• TASK: Among the entries that follow, tally the lines with the string "Frequency". Give no more than the number.

• EXCERPTED RECORDS:

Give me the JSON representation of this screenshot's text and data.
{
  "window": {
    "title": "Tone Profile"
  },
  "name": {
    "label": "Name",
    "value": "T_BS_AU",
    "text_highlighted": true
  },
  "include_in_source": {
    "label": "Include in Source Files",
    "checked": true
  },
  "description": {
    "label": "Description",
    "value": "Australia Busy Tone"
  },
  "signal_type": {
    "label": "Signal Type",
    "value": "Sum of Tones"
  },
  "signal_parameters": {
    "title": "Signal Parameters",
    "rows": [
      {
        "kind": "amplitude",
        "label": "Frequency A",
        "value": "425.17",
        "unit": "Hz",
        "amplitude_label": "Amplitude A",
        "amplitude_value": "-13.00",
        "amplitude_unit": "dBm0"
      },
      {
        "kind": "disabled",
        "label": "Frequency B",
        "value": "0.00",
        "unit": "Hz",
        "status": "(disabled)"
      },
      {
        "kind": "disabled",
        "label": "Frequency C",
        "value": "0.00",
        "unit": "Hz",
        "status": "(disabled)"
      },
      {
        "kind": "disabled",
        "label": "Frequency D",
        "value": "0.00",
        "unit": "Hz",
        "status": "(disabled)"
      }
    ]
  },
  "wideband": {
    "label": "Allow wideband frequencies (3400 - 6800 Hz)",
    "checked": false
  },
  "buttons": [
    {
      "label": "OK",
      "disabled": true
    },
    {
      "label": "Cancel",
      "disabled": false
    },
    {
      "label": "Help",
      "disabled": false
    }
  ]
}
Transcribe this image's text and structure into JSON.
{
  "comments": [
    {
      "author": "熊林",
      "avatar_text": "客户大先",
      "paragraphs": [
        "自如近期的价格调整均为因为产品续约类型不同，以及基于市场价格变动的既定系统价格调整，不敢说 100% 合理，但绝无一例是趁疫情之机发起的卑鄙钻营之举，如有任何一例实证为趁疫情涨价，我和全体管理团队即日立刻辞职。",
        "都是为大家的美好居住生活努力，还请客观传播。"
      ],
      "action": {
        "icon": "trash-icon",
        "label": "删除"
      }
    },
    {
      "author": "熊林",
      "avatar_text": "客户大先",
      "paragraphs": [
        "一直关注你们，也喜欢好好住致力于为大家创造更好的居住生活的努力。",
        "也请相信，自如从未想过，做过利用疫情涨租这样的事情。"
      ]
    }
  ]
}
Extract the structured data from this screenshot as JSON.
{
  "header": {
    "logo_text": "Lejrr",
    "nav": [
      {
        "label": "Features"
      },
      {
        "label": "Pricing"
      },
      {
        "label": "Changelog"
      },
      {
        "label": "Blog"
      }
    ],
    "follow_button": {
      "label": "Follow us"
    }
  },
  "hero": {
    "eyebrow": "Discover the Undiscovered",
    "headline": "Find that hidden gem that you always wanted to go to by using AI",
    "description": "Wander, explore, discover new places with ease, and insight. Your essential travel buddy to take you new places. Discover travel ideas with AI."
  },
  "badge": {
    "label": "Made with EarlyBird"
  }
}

• RESPONSE AREA: 4